Building an evangelistic culture in your church

By Ken Whitten

My spiritual daddy, Dr. Adrian Rogers (pastor, Bellevue Baptist, Memphis 1972-2005), who was both a hero and a mentor to me, often used to quip – “What’s down in the well always comes up in the bucket.” Isn’t that so true.

Jesus said the same thing only in a different way. “For the mouth speaks what the heart is full of.” (Luke 6:45 NIV)

So is the saying, “Monkey see – Monkey do” a truism when it comes to building an evangelistic culture in your church? With deep conviction, I believe it is.

The apostle Paul said, “Follow my example as I follow the example of Christ.” (1 Corinthians 11:1)

Pastor, you are the pacesetter and the change-agent if indeed your church is to be known as an evangelistic church. Let me give you three non-negotiable things that you must model for your church to have an Evangelistic Culture:

  • Evangelism must be vocal.
  • Evangelism must be visible.
  • Evangelism must be viable.

Building an evangelistic culture begins with talking about evangelism from the pulpit. Our people replicate what we celebrate, and if you’re sharing your faith on a consistent basis, your people will know that because they will hear it in your messages, conversations and illustrations. Both successes and failures must be shared.

Unfortunately, many church members are like arctic rivers; they are frozen at the mouth.

We all know and have heard the biblical definition of a witness – “To testify to what we have seen and heard.”

This is true about our example of sharing our faith, but also sharing with our people about sharing our faith. It’s not bragging when it’s a fact – and bragging on Jesus and His grace-filled opportunities gives encouragement and conviction to the people you love and preach to week by week. Let them know they have a pastor who makes much of Jesus to lost family and friends. Be vocal.

People not only hear it, they see it. They see what we love, where our priorities are and what’s important to us in every tweet, Instagram and Facebook post.

Question: Do your last 30 posts on social media express to your church that you love seeing souls saved and love sharing the Good News?

As someone said, “We practice what we believe – the rest is just religious talk.” We simply cannot lead what we are not living.

One of the ways you can make evangelism visible is by having saved people in the baptistery with the new believer they influenced or led to Jesus Christ.

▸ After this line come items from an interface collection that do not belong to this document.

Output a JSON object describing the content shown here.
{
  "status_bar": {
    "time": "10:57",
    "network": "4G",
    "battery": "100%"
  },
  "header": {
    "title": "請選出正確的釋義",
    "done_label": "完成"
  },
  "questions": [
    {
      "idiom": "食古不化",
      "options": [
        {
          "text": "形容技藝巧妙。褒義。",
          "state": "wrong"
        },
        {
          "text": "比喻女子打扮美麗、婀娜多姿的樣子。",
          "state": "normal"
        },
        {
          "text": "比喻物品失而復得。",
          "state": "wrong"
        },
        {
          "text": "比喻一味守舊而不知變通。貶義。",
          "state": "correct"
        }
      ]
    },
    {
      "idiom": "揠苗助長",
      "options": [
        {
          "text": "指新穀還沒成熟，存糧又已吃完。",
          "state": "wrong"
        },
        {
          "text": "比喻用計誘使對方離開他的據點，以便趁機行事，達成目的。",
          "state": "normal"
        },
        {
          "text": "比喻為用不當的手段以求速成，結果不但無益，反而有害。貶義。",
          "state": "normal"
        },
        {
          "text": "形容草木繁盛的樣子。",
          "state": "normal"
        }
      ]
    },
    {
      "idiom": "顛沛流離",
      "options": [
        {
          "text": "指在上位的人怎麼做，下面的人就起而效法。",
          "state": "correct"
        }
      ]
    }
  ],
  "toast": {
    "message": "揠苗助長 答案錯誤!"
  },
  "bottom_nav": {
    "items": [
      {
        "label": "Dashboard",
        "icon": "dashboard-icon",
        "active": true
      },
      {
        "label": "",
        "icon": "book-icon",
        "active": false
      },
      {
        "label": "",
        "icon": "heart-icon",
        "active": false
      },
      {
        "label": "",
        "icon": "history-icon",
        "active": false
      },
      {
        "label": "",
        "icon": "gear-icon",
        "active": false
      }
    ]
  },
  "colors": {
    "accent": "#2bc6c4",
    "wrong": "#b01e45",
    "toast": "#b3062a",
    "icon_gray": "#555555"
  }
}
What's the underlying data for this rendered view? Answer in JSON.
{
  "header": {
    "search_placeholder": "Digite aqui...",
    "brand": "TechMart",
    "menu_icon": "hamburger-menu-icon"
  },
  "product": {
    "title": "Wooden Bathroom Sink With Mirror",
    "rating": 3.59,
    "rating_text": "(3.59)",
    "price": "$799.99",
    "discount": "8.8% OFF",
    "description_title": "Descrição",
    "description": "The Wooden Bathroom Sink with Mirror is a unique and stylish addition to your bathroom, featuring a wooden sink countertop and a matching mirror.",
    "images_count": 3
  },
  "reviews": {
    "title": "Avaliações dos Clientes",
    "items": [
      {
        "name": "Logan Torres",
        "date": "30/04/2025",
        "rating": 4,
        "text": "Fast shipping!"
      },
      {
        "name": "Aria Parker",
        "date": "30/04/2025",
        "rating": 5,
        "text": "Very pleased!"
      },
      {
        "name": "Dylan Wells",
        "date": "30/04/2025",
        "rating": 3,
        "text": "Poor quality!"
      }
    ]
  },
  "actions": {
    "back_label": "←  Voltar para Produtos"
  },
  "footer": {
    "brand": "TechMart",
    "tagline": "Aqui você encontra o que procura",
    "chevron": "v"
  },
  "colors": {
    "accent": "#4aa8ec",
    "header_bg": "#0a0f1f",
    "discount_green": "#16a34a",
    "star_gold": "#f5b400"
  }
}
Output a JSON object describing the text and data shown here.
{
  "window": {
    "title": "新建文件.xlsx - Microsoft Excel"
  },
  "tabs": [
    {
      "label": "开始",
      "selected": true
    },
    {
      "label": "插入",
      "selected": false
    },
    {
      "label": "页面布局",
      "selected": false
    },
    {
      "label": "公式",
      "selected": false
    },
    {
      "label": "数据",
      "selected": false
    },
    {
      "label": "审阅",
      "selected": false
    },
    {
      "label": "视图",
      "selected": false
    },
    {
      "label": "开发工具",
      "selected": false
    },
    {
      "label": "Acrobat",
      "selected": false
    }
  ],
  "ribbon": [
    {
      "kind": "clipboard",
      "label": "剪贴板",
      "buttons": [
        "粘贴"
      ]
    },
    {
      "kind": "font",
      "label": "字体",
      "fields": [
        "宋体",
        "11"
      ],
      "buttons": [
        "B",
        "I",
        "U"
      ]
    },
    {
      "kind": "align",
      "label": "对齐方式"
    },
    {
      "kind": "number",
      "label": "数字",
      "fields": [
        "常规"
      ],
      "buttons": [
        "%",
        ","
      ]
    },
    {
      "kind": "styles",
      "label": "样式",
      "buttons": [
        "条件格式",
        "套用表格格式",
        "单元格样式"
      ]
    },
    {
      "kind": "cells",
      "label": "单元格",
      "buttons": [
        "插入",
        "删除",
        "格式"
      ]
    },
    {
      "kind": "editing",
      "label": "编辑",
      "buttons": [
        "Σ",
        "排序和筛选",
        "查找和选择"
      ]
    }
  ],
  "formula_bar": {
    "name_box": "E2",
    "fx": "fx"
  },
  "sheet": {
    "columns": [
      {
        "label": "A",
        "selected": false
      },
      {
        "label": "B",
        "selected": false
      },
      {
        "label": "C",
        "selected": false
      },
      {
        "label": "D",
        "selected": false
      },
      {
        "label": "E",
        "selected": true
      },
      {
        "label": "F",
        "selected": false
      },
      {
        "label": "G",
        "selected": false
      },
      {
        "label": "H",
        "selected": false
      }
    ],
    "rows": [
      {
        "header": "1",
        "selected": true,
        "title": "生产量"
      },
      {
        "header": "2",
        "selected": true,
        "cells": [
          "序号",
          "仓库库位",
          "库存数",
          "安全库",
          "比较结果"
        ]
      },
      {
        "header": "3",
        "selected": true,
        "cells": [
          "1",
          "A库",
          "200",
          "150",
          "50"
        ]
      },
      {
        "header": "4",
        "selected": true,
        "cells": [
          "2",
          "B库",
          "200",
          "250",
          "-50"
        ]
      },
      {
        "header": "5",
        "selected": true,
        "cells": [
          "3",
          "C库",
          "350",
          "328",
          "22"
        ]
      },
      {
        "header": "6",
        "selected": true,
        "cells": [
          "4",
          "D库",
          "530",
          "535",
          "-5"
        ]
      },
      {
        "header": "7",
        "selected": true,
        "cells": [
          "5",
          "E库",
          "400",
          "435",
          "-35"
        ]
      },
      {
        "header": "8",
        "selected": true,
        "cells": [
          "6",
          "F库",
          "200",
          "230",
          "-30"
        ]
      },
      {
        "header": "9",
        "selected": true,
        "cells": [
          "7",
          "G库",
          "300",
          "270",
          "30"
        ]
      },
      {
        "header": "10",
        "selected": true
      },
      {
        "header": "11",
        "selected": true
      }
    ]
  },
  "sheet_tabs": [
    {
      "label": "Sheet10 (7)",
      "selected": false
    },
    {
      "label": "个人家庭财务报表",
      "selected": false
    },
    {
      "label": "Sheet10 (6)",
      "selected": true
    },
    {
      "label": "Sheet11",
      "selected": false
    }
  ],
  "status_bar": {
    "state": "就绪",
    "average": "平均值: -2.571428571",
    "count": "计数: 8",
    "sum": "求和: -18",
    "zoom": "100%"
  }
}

The celebration may culminate in a baptism, but don’t minimize celebrating planting seeds, watering those seeds and also reaping that harvest. It’s not always about the person who was with them when they bowed their head and prayed the prayer.

In 1 Corinthians 3:6 ESV, Paul said, “I planted, Apollos watered, but God gave the growth.”

The harvest comes with three key factors – planting, watering and reaping. Make those visible. Visibly celebrate the people who are planting and watering – not only those who are reaping. To build an evangelistic culture, evangelism must be visible.

Webster defines viable as – “vivid, real, workable, capable of living, and stimulating to the senses, intellect, and imagination.”

God has called us to be fishers of men. To do that, we must be in an environment where not everyone is a Christian. At Idlewild, the by-line of our church is…“Hope for the one.” We have thousands who attend and worship, but we make it clear we are about the one. We constantly stress that to our people and ask this question – “Who’s your one?”

We want them to see their one may be a family member, co-worker, classmate, neighbor, golfing buddy or running partner. Seventy seven percent of those who come to church do so because someone invited them. That someone is usually a relative or a friend.

In a recent blog, Dr. Alvin Reid, professor of evangelism at Southeastern Seminary, posed four questions that I believe bear repeating here. D. James Kennedy once said, “Jesus didn’t organize a class called ‘Apostles’.” Before I give you the four questions, think about this. The disciples learned to pray, give, serve, minister and evangelize by first observing Jesus’ behavior, then mimicking His behavior as He coached them, and finally putting into action what they had learned. So you see, “Monkey See – Monkey Do” is a truism.

Let’s ask ourselves these four questions:

  • The last time I shared Christ with a lost person in the presence of a younger believer was _________ ?
  • The last time I had an unchurched person in my home was _____________ ?
  • The last time I was invited to, and went to, an unchurched person’s home was _____________ ?
  • The last time a believer thanked me for demonstrating (not telling) how to share Christ was _____________ ?

Published May 30, 2018

Ken Whitten

Ken Whitten is the Pastor of Idlewild Baptist Church in Lutz, Florida. Idlewild Baptist Church was among the top 100 evangelistic churches in the country in 2014.